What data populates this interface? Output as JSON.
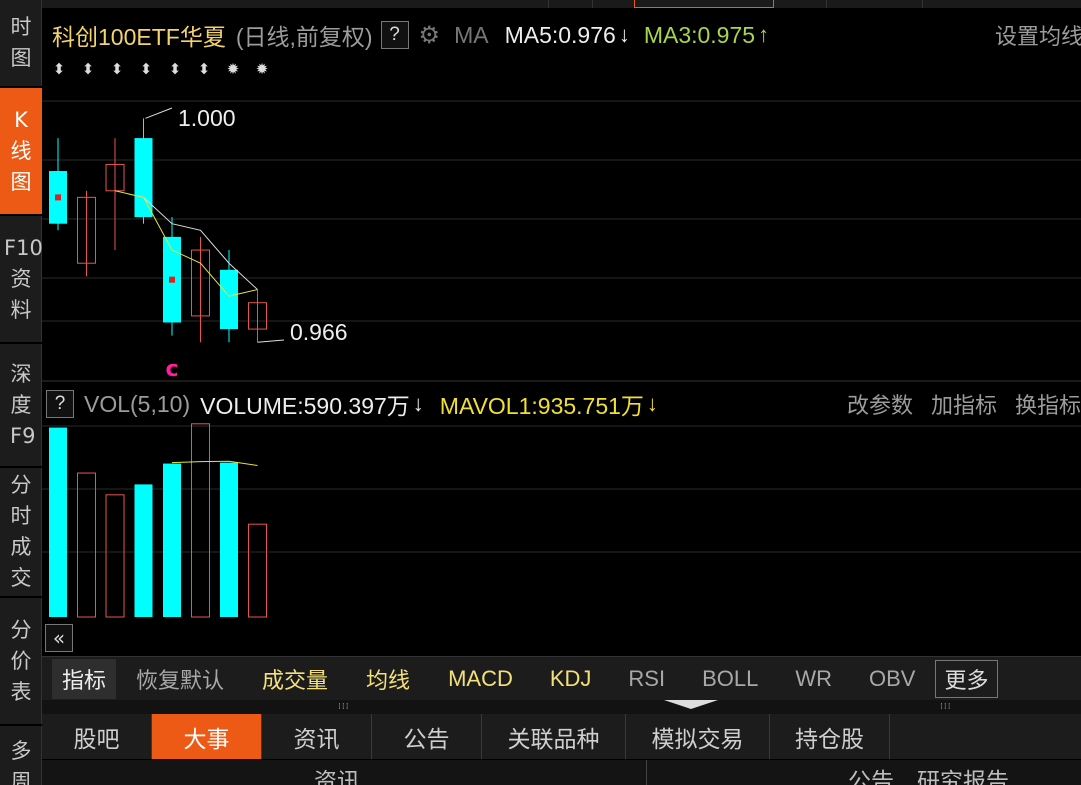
{
  "sidenav": [
    {
      "label": "时图",
      "active": false
    },
    {
      "label": "K线图",
      "active": true
    },
    {
      "label": "F10资料",
      "active": false
    },
    {
      "label": "深度F9",
      "active": false
    },
    {
      "label": "分时成交",
      "active": false
    },
    {
      "label": "分价表",
      "active": false
    },
    {
      "label": "多周",
      "active": false
    }
  ],
  "header": {
    "title": "科创100ETF华夏",
    "subtitle": "(日线,前复权)",
    "help": "?",
    "ma_label": "MA",
    "ma5": "MA5:0.976",
    "ma5_trend": "↓",
    "ma3": "MA3:0.975",
    "ma3_trend": "↑",
    "settings": "设置均线"
  },
  "chart_data": {
    "type": "candlestick",
    "note_high": "1.000",
    "note_low": "0.966",
    "marker": "c",
    "candles": [
      {
        "open": 0.984,
        "close": 0.992,
        "high": 0.997,
        "low": 0.983,
        "dir": "down",
        "flag": true
      },
      {
        "open": 0.978,
        "close": 0.988,
        "high": 0.989,
        "low": 0.976,
        "dir": "up"
      },
      {
        "open": 0.993,
        "close": 0.989,
        "high": 0.997,
        "low": 0.98,
        "dir": "up"
      },
      {
        "open": 0.997,
        "close": 0.985,
        "high": 1.0,
        "low": 0.984,
        "dir": "down"
      },
      {
        "open": 0.982,
        "close": 0.969,
        "high": 0.985,
        "low": 0.967,
        "dir": "down",
        "flag": true
      },
      {
        "open": 0.97,
        "close": 0.98,
        "high": 0.982,
        "low": 0.966,
        "dir": "up"
      },
      {
        "open": 0.977,
        "close": 0.968,
        "high": 0.98,
        "low": 0.966,
        "dir": "down"
      },
      {
        "open": 0.968,
        "close": 0.972,
        "high": 0.974,
        "low": 0.966,
        "dir": "up"
      }
    ],
    "ma_white": [
      null,
      null,
      null,
      0.988,
      0.984,
      0.983,
      0.978,
      0.974
    ],
    "ma_yellow": [
      null,
      null,
      0.989,
      0.988,
      0.98,
      0.978,
      0.973,
      0.974
    ],
    "ylim": [
      0.963,
      1.004
    ],
    "volume": {
      "values": [
        1000,
        760,
        645,
        700,
        810,
        1020,
        815,
        490
      ],
      "dirs": [
        "down",
        "up",
        "up",
        "down",
        "down",
        "up",
        "down",
        "up"
      ],
      "mavol": [
        null,
        null,
        null,
        null,
        815,
        820,
        822,
        800
      ],
      "ylim": [
        0,
        1040
      ]
    }
  },
  "volume_header": {
    "help": "?",
    "label": "VOL(5,10)",
    "volume": "VOLUME:590.397万",
    "volume_trend": "↓",
    "mavol": "MAVOL1:935.751万",
    "mavol_trend": "↓",
    "actions": [
      "改参数",
      "加指标",
      "换指标"
    ]
  },
  "collapse_icon": "«",
  "indicator_bar": {
    "label": "指标",
    "reset": "恢复默认",
    "items": [
      {
        "text": "成交量",
        "color": "yellow"
      },
      {
        "text": "均线",
        "color": "yellow"
      },
      {
        "text": "MACD",
        "color": "yellow"
      },
      {
        "text": "KDJ",
        "color": "yellow"
      },
      {
        "text": "RSI",
        "color": "gray"
      },
      {
        "text": "BOLL",
        "color": "gray"
      },
      {
        "text": "WR",
        "color": "gray"
      },
      {
        "text": "OBV",
        "color": "gray"
      }
    ],
    "more": "更多"
  },
  "bottom_tabs": [
    {
      "text": "股吧",
      "active": false
    },
    {
      "text": "大事",
      "active": true
    },
    {
      "text": "资讯",
      "active": false
    },
    {
      "text": "公告",
      "active": false
    },
    {
      "text": "关联品种",
      "active": false
    },
    {
      "text": "模拟交易",
      "active": false
    },
    {
      "text": "持仓股",
      "active": false
    }
  ],
  "bottom_row": {
    "left": "资讯",
    "right": "公告　研究报告"
  },
  "colors": {
    "up": "#e8554e",
    "down": "#00ffff",
    "ma_white": "#dddddd",
    "ma_yellow": "#e8e23a",
    "accent": "#ec5a16"
  }
}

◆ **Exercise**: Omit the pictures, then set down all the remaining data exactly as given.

◆ **Solution for this exercise**:
What data populates this interface? Output as JSON.
{
  "sidenav": [
    {
      "label": "时图",
      "active": false
    },
    {
      "label": "K线图",
      "active": true
    },
    {
      "label": "F10资料",
      "active": false
    },
    {
      "label": "深度F9",
      "active": false
    },
    {
      "label": "分时成交",
      "active": false
    },
    {
      "label": "分价表",
      "active": false
    },
    {
      "label": "多周",
      "active": false
    }
  ],
  "header": {
    "title": "科创100ETF华夏",
    "subtitle": "(日线,前复权)",
    "help": "?",
    "ma_label": "MA",
    "ma5": "MA5:0.976",
    "ma5_trend": "↓",
    "ma3": "MA3:0.975",
    "ma3_trend": "↑",
    "settings": "设置均线"
  },
  "chart_data": {
    "type": "candlestick",
    "note_high": "1.000",
    "note_low": "0.966",
    "marker": "c",
    "candles": [
      {
        "open": 0.984,
        "close": 0.992,
        "high": 0.997,
        "low": 0.983,
        "dir": "down",
        "flag": true
      },
      {
        "open": 0.978,
        "close": 0.988,
        "high": 0.989,
        "low": 0.976,
        "dir": "up"
      },
      {
        "open": 0.993,
        "close": 0.989,
        "high": 0.997,
        "low": 0.98,
        "dir": "up"
      },
      {
        "open": 0.997,
        "close": 0.985,
        "high": 1.0,
        "low": 0.984,
        "dir": "down"
      },
      {
        "open": 0.982,
        "close": 0.969,
        "high": 0.985,
        "low": 0.967,
        "dir": "down",
        "flag": true
      },
      {
        "open": 0.97,
        "close": 0.98,
        "high": 0.982,
        "low": 0.966,
        "dir": "up"
      },
      {
        "open": 0.977,
        "close": 0.968,
        "high": 0.98,
        "low": 0.966,
        "dir": "down"
      },
      {
        "open": 0.968,
        "close": 0.972,
        "high": 0.974,
        "low": 0.966,
        "dir": "up"
      }
    ],
    "ma_white": [
      null,
      null,
      null,
      0.988,
      0.984,
      0.983,
      0.978,
      0.974
    ],
    "ma_yellow": [
      null,
      null,
      0.989,
      0.988,
      0.98,
      0.978,
      0.973,
      0.974
    ],
    "ylim": [
      0.963,
      1.004
    ],
    "volume": {
      "values": [
        1000,
        760,
        645,
        700,
        810,
        1020,
        815,
        490
      ],
      "dirs": [
        "down",
        "up",
        "up",
        "down",
        "down",
        "up",
        "down",
        "up"
      ],
      "mavol": [
        null,
        null,
        null,
        null,
        815,
        820,
        822,
        800
      ],
      "ylim": [
        0,
        1040
      ]
    }
  },
  "volume_header": {
    "help": "?",
    "label": "VOL(5,10)",
    "volume": "VOLUME:590.397万",
    "volume_trend": "↓",
    "mavol": "MAVOL1:935.751万",
    "mavol_trend": "↓",
    "actions": [
      "改参数",
      "加指标",
      "换指标"
    ]
  },
  "collapse_icon": "«",
  "indicator_bar": {
    "label": "指标",
    "reset": "恢复默认",
    "items": [
      {
        "text": "成交量",
        "color": "yellow"
      },
      {
        "text": "均线",
        "color": "yellow"
      },
      {
        "text": "MACD",
        "color": "yellow"
      },
      {
        "text": "KDJ",
        "color": "yellow"
      },
      {
        "text": "RSI",
        "color": "gray"
      },
      {
        "text": "BOLL",
        "color": "gray"
      },
      {
        "text": "WR",
        "color": "gray"
      },
      {
        "text": "OBV",
        "color": "gray"
      }
    ],
    "more": "更多"
  },
  "bottom_tabs": [
    {
      "text": "股吧",
      "active": false
    },
    {
      "text": "大事",
      "active": true
    },
    {
      "text": "资讯",
      "active": false
    },
    {
      "text": "公告",
      "active": false
    },
    {
      "text": "关联品种",
      "active": false
    },
    {
      "text": "模拟交易",
      "active": false
    },
    {
      "text": "持仓股",
      "active": false
    }
  ],
  "bottom_row": {
    "left": "资讯",
    "right": "公告　研究报告"
  },
  "colors": {
    "up": "#e8554e",
    "down": "#00ffff",
    "ma_white": "#dddddd",
    "ma_yellow": "#e8e23a",
    "accent": "#ec5a16"
  }
}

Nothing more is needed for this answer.